  2. Evaluate the full cybersecurity framework, rather than cherry-pick items. This evaluation involves understanding the current state against framework characteristics, where the organization is going, and the minimum expected cybersecurity practices across the industry or business sector.

The initial assessment should inform further, more in-depth reviews. It is not intended to be an exhaustive analysis requiring extensive testing. Rather, the initial assessment should drive additional risk-based cybersecurity deep dive reviews.

Audit International are specialists in the recruitment of Internal Auditors and Corporate Governance Professionals across Europe and the US.

If you would like to reach out to discuss your current requirements, please feel free to reach us on 0041 4350 830 95.

Key questions Internal Audit need to ask to ensure future talent  proofing by HR?

Whether your company is comprised of mainly older workers or millennia’s or a good mix of both there is no doubt that the skills gap is widening. Any lack of future planning to ensure that the right talent is recruited and retained in order to fill this gap is a significant operational risk and internal audit need to ensure that businesses are future proofing their talent.

A recent report compiled in association with the Chartered Institute of Internal Audit called Risk in Focus identifies key trends in internal audit across Europe for 2018 identified several trends.

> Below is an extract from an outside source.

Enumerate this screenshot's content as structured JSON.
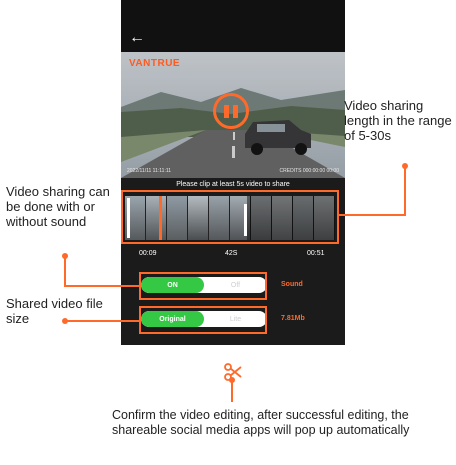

One of these trends identified that only 13% of companies believe that they have planned for the future with their workforce despite 88% believing that creating the organization of the future is a priority. The way we work is changing with flexibility and work life balance key factors for workers millennial are also more likely to look externally for new roles, which makes retention a key part of company planning.

The report identifies key questions that Internal Audit functions need to ask when reviewing HR against the future planning risks:

  1. Whether consideration has been given to the future skills gap any organization faces?
  2. Digital and IT skills are seen as key areas of development where skills are often lacking. Has your business specifically reviewed these skills and how they can develop them through recruitment and training?
  3. Is the HR strategy in line with the organization’s plans and are they ready to support through recruitment and retention where the company plans to be in 5 years time?
  4. What consideration has been given to the demographic mix of the workforce?
  5. As many baby boomers head towards retirement organizations need to ensure that they are ready to replace them at a rate that will ensure continuity within the organization. Has enough been done to attract and retain young talent with flexible working and career opportunities?
  6. In industries likely to be disrupted by automation and technology advances, of which financial services is seen to be a key candidate, have HR considered the effect this may have on the workforce and are they prepared for it?
  7. A ‘liquid workforce’ where companies hire on a more ad hoc basis the skills they require is becoming more of a requirement and a more common way of employing. Is your HR department ready and able to deal with identifying and hiring a liquid workforce to meet the organizations changing demands?

Audit International are specialists in the recruitment of Internal Auditors and Corporate Governance Professionals across Europe and the US.

If you would like to reach out to discuss your current requirements, please feel free to reach us on 0041 4350 830 95.

Copyright Audit International 2013